= Beginning of Section =

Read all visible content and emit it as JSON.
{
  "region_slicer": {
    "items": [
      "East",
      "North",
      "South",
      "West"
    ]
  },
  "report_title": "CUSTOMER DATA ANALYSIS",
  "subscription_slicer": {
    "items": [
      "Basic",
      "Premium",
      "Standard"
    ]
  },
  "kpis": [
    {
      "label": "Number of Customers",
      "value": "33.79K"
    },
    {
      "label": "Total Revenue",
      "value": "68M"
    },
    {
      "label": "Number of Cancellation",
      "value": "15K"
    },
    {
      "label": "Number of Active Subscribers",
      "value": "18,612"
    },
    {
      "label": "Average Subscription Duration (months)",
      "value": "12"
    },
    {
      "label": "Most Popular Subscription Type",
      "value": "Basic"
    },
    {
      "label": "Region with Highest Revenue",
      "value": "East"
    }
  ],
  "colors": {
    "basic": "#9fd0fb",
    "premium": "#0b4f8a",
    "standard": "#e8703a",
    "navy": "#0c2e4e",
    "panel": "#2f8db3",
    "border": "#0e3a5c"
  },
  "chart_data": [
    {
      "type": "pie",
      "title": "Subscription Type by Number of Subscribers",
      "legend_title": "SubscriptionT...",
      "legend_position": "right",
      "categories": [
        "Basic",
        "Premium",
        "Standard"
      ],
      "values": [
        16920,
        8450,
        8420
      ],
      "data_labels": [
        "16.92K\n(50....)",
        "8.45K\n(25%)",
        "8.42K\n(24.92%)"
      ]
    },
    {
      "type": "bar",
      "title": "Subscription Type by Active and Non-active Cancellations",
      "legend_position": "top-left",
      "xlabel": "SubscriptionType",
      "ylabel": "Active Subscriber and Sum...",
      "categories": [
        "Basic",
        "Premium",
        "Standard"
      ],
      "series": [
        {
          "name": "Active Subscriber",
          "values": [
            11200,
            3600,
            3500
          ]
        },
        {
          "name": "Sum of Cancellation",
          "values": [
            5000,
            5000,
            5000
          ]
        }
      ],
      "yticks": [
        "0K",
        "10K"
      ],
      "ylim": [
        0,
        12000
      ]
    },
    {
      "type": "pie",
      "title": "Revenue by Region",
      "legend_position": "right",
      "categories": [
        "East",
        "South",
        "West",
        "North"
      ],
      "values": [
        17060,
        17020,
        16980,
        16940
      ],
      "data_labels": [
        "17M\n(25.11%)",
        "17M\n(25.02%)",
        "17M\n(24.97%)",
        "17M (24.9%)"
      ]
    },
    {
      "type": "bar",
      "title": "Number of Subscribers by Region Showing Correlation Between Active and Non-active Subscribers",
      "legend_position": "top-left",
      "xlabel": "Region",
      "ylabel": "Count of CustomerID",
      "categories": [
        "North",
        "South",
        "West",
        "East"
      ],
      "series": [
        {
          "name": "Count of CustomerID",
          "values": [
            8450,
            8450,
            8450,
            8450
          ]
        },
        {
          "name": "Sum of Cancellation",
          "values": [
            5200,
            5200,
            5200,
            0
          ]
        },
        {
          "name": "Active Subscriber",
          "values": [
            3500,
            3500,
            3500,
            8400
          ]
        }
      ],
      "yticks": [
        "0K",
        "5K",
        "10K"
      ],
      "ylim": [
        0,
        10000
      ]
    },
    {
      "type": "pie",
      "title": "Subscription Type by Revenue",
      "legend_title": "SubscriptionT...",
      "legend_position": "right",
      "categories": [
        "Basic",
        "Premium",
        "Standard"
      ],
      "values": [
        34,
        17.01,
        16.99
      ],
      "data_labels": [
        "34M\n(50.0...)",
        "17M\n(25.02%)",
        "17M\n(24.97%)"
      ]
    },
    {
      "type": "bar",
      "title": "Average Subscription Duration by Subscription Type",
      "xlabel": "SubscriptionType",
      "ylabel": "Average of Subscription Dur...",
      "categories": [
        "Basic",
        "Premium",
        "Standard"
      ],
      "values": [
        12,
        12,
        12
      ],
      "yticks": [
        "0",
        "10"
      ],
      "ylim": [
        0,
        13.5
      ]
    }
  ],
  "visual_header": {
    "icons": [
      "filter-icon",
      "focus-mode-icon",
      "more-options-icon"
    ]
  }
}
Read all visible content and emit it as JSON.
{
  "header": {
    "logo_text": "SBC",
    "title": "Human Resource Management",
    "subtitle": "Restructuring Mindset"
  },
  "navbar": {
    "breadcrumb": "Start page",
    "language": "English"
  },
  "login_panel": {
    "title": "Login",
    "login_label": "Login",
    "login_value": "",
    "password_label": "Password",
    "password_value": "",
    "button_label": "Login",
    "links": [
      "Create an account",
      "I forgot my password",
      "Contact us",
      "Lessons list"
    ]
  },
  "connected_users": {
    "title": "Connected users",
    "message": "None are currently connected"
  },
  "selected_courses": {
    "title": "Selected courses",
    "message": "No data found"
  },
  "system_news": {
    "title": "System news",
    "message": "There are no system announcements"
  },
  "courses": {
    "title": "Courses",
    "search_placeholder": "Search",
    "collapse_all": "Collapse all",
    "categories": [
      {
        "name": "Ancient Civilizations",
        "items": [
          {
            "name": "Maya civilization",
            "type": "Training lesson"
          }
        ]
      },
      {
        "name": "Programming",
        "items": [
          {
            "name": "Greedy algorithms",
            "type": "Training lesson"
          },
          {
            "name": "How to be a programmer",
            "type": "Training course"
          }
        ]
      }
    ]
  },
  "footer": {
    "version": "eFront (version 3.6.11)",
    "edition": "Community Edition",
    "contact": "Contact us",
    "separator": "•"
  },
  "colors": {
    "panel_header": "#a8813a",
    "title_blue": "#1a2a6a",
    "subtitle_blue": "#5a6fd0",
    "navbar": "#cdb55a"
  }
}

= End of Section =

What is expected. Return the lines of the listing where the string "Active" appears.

Response to the exercise.
      "label": "Number of Active Subscribers",
      "title": "Subscription Type by Active and Non-active Cancellations",
      "ylabel": "Active Subscriber and Sum...",
          "name": "Active Subscriber",
      "title": "Number of Subscribers by Region Showing Correlation Between Active and Non-active Subscribers",
          "name": "Active Subscriber",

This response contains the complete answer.